|Proceedings of a Symposium, Development, Security, and Cooperation Policy and Global Affairs, National Research Council of The National Academies, National Academy of Engineering of The National Academies, Chinese Academy of Engineering, Chinese Academy of Sciences|
Energy use and air pollution have been synonymous in China for decades, especially in urban areas. In rural areas, air pollution is also common because a significant amount of industry that is highly dependent on coal is located in the countryside. Fifteen or 20 years ago in China’s northern cities, such as Shenyang, air pollution was characterized by decreased visibility caused by high levels of particulates and sulfur dioxide (SO2). Although conditions have improved in modern cities, such as Beijing and Shanghai, China still has three of the ten most polluted cities in the world and hundreds of cities that are not in compliance with the World Health Organization (WHO) air quality guidelines.

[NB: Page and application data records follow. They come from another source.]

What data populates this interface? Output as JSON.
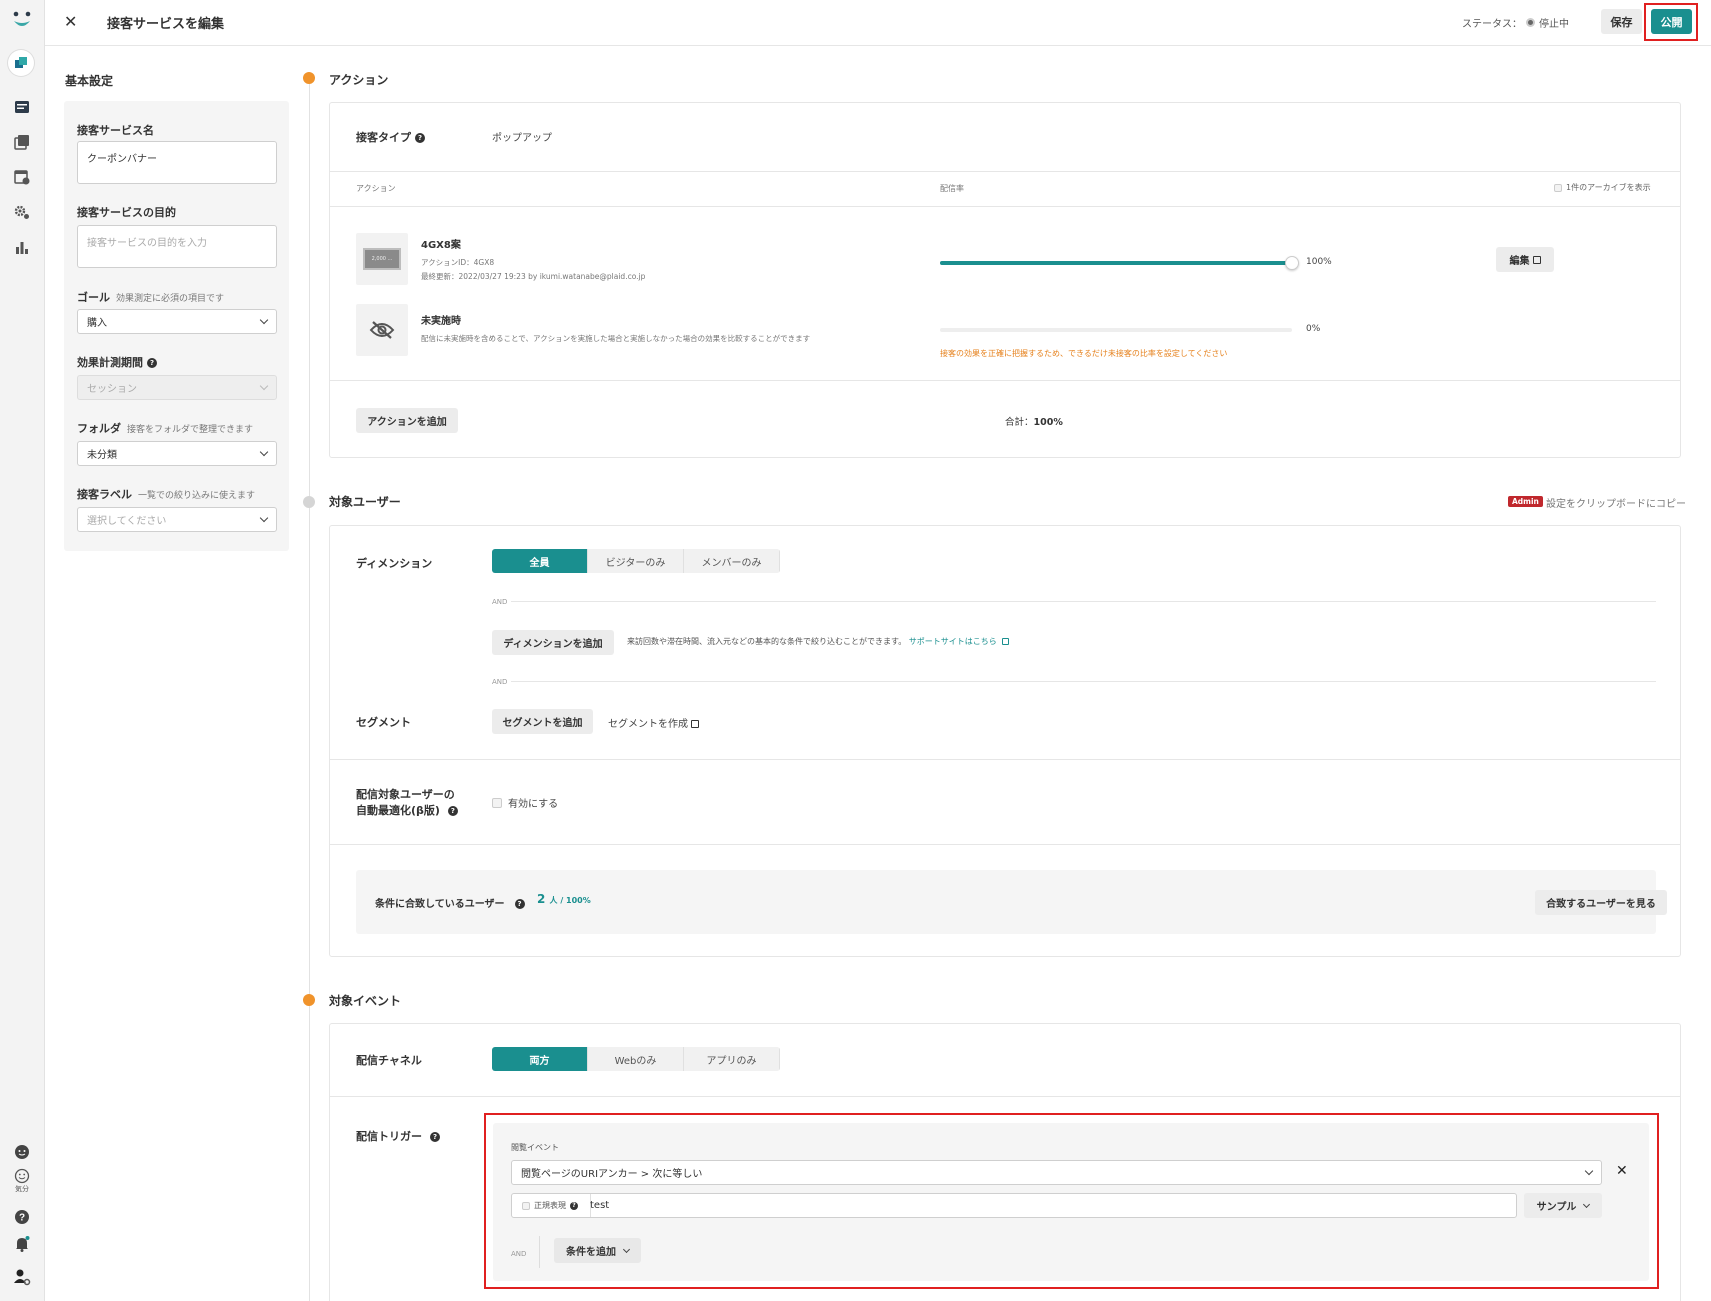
{
  "header": {
    "title": "接客サービスを編集",
    "status_label": "ステータス：",
    "status_value": "停止中",
    "save_label": "保存",
    "publish_label": "公開"
  },
  "rail": {
    "mood_label": "気分"
  },
  "basic": {
    "heading": "基本設定",
    "name_label": "接客サービス名",
    "name_value": "クーポンバナー",
    "purpose_label": "接客サービスの目的",
    "purpose_placeholder": "接客サービスの目的を入力",
    "goal_label": "ゴール",
    "goal_sub": "効果測定に必須の項目です",
    "goal_value": "購入",
    "period_label": "効果計測期間",
    "period_value": "セッション",
    "folder_label": "フォルダ",
    "folder_sub": "接客をフォルダで整理できます",
    "folder_value": "未分類",
    "tag_label": "接客ラベル",
    "tag_sub": "一覧での絞り込みに使えます",
    "tag_placeholder": "選択してください"
  },
  "action": {
    "heading": "アクション",
    "type_label": "接客タイプ",
    "type_value": "ポップアップ",
    "col_action": "アクション",
    "col_rate": "配信率",
    "archive_label": "1件のアーカイブを表示",
    "item1_name": "4GX8案",
    "item1_id": "アクションID：4GX8",
    "item1_updated": "最終更新：2022/03/27 19:23 by ikumi.watanabe@plaid.co.jp",
    "item1_rate": "100%",
    "item1_rate_value": 100,
    "thumb_text": "2,000 ...",
    "more_label": "···",
    "edit_label": "編集",
    "item2_name": "未実施時",
    "item2_desc": "配信に未実施時を含めることで、アクションを実施した場合と実施しなかった場合の効果を比較することができます",
    "item2_rate": "0%",
    "item2_warning": "接客の効果を正確に把握するため、できるだけ未接客の比率を設定してください",
    "add_action_label": "アクションを追加",
    "total_label": "合計：",
    "total_value": "100%"
  },
  "target_users": {
    "heading": "対象ユーザー",
    "admin_badge": "Admin",
    "copy_label": "設定をクリップボードにコピー",
    "dimension_label": "ディメンション",
    "seg_options": [
      "全員",
      "ビジターのみ",
      "メンバーのみ"
    ],
    "and_label": "AND",
    "add_dimension_label": "ディメンションを追加",
    "dimension_hint": "来訪回数や滞在時間、流入元などの基本的な条件で絞り込むことができます。",
    "support_link": "サポートサイトはこちら",
    "segment_label": "セグメント",
    "add_segment_label": "セグメントを追加",
    "create_segment_label": "セグメントを作成",
    "optimize_label_1": "配信対象ユーザーの",
    "optimize_label_2": "自動最適化(β版)",
    "enable_label": "有効にする",
    "match_label": "条件に合致しているユーザー",
    "match_count": "2",
    "match_unit": "人 / 100%",
    "view_users_label": "合致するユーザーを見る"
  },
  "target_events": {
    "heading": "対象イベント",
    "channel_label": "配信チャネル",
    "channel_options": [
      "両方",
      "Webのみ",
      "アプリのみ"
    ],
    "trigger_label": "配信トリガー",
    "browse_event_label": "閲覧イベント",
    "condition_value": "閲覧ページのURIアンカー > 次に等しい",
    "regex_label": "正規表現",
    "test_value": "test",
    "sample_label": "サンプル",
    "and_label": "AND",
    "add_condition_label": "条件を追加"
  },
  "colors": {
    "accent": "#1a8f8f",
    "orange": "#f0932b",
    "warning": "#e6821e",
    "highlight": "#e02020"
  }
}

China is undergoing urbanization and industrial development on an unprecedented scale. More than 120 cities have populations of more than one million, and by the end of the twenty-first century, 10 to 20 cities will have populations of more than 10 million. Rapid urbanization will challenge governments at all levels, not only to provide basic services to growing urban populations, but also to modernize, to continue to develop economically, and to address environmental concerns, particularly air pollution, that result from rapid economic growth.
In October 2003, a group of experts met in Beijing under the auspices of the Chinese Academy of Sciences, Chinese Academy of Engineering, and National Academy of Engineering (NAE)/National Research Council (NRC) of the National Academies to continue a dialogue and eventually chart a rational course of energy use in China. The importance of pollution abatement as part of an energy policy, a fairly recent idea in China, is already a major theme in national planning. In fact, in response to growing clamor for change by an increasingly.
This paper is available online at The National Academies Press